It embarrassed me, it saddened me, but it also got me thinking.  After conversing with other Milken students, it became evident to me that I was not the only student who forgot about the anniversary.  This isn’t a reassuring thought; it is terrifying that so many students from a Jewish day school did not remember Kristallnacht’s anniversary.

It is distressing to think that kids who have learned so much about the Holocaust could forget – or at least not be aware of – one of the key points of its history. Kristallnacht’s anniversary is a remembrance day; by definition, it is a day for us to bring to mind the tragedy and events that ushered in the Holocaust. On that “Night of Broken Glass,” Nazi soldiers ransacked Jewish homes and shops and set fire to Jewish books. Not long after, the Germans began transporting Jews to concentration camps.  We need to acknowledge Kristallnacht so that similar atrocities will never happen again.

I do not want another year to pass when Milken students are unaware of the anniversary of Kristallnacht. And so, I have considered ways in which I could help the school address this issue.

Maybe we could have a town meeting to honor the day. But then I remembered the dozens of town meetings we have throughout the year and realized that one more, no matter how important or interesting, would only bore the students.  How about a reading assignment about the Holocaust? But another assigned reading book would just become a chore for students. A simple announcement in the Daily Bulletin or Wildcat Weekly could work, but a 45-second briefing might quickly be forgotten by lunch.

So if all of these ideas might not work, what would?

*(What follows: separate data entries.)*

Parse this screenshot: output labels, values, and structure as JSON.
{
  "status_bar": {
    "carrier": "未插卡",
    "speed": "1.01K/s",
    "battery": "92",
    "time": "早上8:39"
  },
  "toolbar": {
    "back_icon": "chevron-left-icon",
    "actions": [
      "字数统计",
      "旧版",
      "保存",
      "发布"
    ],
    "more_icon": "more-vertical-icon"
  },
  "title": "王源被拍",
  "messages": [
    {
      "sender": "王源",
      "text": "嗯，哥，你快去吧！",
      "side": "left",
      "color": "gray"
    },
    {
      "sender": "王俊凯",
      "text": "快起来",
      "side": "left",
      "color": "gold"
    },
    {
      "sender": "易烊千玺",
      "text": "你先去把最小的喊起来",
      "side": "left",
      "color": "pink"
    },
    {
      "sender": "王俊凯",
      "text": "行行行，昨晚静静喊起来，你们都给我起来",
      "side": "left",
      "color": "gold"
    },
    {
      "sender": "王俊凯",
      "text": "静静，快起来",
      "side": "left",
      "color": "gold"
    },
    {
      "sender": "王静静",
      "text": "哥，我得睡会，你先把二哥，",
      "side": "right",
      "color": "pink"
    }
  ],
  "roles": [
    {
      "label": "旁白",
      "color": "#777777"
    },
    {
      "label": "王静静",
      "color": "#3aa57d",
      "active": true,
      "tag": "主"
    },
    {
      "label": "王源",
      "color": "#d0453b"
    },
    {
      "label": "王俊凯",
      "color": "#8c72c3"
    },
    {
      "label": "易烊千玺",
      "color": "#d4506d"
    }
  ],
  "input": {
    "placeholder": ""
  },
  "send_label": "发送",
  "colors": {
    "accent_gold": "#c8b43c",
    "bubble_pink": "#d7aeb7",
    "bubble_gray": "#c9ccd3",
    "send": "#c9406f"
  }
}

Considering the aforementioned possibilities, I personally believe that a day devoted to the study of the Holocaust would be the best way to give students the means to acknowledge and observe this historical day. Some students may not appreciate this kind of learning experience, but that is up to the students to decide.  We don’t have to dedicate a full day to the event– perhaps just a few hours.  In advisories, or a few class periods, the students could watch a movie about the Holocaust or Kristallnacht, visit the Museum of Tolerance or the Los Angeles Museum of the Holocaust, or help an organization that prevents modern-day genocides, like Jewish World Watch.

I suggest this idea as a way for students to find a stronger connection to this significant event and at the very least to reconfirm the historical facts about the atrocities that occurred. As students of Milken, it’s not just about recognizing and acknowledging Kristallnacht, but it’s about teaching and observing crucial historical moments that define our Judaism, allowing us to lead enriched, Jewish lives.

Article image: http://www.cympm.com/kristallnacht.html